As Black History Month comes to a close, we’re taking a closer look at our Hirschberg African art collection for week nine of our Kansas sesquicentennial series.
Dr. Cotter Hirschberg was director of training and child psychiatry as well as the first dean of the Karl Menninger School of Psychiatry at the Menninger Clinic in Topeka, Kansas. From 1969 to 1975, Cotter Hirschberg served on the Library’s Board of Directors. Both he and his wife Jeanne, according to former library director, Jim Marvin, were a “library dynamo”. Both served on the Library’s Board of Trustees, and together advanced the library’s services and collections, including donating this significant collection of West African art.
About 52 for 150
Every object has a story, and stories build history.

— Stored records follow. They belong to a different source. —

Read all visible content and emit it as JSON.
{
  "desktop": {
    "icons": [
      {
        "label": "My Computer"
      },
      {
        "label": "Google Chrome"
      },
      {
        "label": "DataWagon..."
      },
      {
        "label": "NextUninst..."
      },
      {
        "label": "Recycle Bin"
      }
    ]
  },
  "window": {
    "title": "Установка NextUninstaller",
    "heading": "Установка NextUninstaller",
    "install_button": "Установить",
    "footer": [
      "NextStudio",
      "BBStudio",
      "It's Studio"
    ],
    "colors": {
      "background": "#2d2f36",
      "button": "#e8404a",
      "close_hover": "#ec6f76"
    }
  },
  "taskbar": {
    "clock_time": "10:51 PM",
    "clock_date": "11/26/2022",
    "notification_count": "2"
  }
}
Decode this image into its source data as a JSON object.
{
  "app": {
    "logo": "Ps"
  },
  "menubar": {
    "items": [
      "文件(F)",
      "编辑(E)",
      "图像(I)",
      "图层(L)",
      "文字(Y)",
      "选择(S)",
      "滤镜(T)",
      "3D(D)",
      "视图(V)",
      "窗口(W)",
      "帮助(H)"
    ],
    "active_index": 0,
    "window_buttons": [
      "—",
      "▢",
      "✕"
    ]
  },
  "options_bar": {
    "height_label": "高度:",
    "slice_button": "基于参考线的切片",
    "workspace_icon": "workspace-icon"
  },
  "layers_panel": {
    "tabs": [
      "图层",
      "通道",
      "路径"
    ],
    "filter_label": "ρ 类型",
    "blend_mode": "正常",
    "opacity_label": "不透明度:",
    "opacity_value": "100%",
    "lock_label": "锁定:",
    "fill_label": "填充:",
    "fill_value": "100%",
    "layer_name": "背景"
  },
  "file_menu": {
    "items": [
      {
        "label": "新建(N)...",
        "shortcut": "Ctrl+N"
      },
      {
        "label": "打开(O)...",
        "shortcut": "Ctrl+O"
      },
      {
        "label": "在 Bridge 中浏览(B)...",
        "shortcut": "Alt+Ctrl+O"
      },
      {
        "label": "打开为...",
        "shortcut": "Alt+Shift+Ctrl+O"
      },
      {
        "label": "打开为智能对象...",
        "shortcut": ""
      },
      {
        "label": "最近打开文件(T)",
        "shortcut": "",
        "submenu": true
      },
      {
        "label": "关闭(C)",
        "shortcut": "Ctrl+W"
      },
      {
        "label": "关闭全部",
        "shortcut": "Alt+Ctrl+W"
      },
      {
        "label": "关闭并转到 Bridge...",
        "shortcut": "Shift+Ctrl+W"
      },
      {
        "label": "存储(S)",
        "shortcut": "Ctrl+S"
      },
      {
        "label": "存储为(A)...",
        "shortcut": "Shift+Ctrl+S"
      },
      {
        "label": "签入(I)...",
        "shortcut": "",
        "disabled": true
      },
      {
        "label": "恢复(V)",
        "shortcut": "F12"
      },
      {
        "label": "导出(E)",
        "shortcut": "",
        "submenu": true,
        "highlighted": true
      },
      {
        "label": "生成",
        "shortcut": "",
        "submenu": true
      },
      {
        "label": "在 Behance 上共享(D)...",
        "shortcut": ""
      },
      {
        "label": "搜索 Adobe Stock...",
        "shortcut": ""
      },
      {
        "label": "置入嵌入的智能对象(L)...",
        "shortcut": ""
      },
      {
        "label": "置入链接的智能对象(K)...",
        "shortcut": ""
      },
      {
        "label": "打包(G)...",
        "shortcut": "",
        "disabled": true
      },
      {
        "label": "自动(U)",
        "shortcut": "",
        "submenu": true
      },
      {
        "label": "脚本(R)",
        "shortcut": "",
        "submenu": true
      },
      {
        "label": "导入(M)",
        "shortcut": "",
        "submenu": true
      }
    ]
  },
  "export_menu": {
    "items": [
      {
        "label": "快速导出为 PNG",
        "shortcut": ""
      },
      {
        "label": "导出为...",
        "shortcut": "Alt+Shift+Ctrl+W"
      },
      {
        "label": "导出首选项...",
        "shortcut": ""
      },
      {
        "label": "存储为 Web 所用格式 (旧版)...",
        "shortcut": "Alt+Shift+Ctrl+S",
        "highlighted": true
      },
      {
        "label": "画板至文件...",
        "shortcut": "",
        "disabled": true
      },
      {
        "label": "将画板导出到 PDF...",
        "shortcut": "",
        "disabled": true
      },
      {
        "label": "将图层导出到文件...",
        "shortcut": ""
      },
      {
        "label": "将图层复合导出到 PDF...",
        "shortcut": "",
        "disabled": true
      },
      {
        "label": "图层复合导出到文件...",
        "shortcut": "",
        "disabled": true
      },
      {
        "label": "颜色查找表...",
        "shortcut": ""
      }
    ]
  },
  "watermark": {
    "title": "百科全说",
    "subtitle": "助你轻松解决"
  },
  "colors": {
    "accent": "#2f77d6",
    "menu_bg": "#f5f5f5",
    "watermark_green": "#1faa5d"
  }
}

To celebrate 150 years of Kansas statehood we’re featuring 52 objects (or collections of related objects)—something new each week throughout the year—from the Topeka & Shawnee County Public Library’s 130-year-old special, and permanent collections, that represent our collective state history and cultural diversity.
Our collections are available for teachers, students, researchers and general interest, and we hope this online video program will provide insight into what’s so “special” about Special Collections. Your library’s commitment to collecting art and preserving local history makes it possible for users today and in the future to have immediate access to invaluable research material and cultural artifacts.
To make an appointment to see the Hirschberg West African art collection, or get help finding books and videos related to this topic, call or stop by the Sabatini Gallery (785-580-4515). We’re located on your right just beyond the Library rotunda entrance.